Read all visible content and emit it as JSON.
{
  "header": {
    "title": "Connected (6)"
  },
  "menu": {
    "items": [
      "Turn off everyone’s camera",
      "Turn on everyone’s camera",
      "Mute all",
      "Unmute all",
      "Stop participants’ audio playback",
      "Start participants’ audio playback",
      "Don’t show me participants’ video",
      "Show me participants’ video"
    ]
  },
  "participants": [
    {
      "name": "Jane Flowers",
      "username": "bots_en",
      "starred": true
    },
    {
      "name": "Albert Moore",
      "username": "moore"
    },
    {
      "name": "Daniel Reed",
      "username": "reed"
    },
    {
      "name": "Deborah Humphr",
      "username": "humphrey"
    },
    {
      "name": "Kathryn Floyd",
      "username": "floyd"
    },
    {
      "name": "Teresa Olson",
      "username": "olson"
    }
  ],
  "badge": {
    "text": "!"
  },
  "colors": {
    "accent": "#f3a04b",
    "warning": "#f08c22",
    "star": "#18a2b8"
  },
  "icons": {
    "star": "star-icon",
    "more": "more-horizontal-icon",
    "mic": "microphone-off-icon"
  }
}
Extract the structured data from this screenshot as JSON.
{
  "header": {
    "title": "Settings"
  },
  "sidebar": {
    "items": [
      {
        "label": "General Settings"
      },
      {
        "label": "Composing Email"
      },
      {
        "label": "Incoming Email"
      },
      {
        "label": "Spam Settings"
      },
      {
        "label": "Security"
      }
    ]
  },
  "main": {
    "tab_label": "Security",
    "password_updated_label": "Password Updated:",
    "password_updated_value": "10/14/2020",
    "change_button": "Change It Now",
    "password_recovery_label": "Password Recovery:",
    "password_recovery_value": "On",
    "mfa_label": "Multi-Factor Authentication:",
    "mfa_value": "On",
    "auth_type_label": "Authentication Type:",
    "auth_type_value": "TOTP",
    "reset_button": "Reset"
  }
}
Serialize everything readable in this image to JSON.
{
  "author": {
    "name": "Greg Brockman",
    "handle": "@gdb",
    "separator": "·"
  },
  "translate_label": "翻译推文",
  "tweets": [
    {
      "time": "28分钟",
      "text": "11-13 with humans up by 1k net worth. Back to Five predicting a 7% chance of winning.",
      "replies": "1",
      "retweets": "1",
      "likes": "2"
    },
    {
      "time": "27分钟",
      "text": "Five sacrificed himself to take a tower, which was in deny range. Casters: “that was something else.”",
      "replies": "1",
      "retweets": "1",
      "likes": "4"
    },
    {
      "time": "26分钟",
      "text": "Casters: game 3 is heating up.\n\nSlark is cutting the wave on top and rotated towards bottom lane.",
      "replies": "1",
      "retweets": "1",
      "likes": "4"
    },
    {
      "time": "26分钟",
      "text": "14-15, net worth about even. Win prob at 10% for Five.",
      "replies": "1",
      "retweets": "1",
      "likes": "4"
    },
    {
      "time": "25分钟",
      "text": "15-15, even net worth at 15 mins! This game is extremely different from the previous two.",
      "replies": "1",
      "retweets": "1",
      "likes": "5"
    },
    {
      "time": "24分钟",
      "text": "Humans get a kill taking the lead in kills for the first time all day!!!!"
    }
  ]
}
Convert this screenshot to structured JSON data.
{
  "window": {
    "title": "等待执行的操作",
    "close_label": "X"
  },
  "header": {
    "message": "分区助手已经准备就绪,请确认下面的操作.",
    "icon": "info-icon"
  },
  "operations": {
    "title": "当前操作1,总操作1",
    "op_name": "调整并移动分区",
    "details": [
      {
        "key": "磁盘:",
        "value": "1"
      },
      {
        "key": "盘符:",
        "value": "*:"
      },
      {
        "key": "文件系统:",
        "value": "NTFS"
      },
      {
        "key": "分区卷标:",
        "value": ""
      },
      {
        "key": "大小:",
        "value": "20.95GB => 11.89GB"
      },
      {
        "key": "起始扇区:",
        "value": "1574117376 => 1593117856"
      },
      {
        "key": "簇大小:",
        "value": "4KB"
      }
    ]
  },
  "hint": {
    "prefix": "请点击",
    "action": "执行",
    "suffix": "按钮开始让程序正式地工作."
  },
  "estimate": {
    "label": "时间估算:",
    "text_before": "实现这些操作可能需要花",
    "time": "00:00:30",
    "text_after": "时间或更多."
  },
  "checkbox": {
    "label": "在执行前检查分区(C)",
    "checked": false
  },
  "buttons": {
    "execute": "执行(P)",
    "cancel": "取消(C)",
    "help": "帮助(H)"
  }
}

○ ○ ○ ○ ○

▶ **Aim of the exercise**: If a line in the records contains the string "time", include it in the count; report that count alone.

▶ **Exercise result**: 8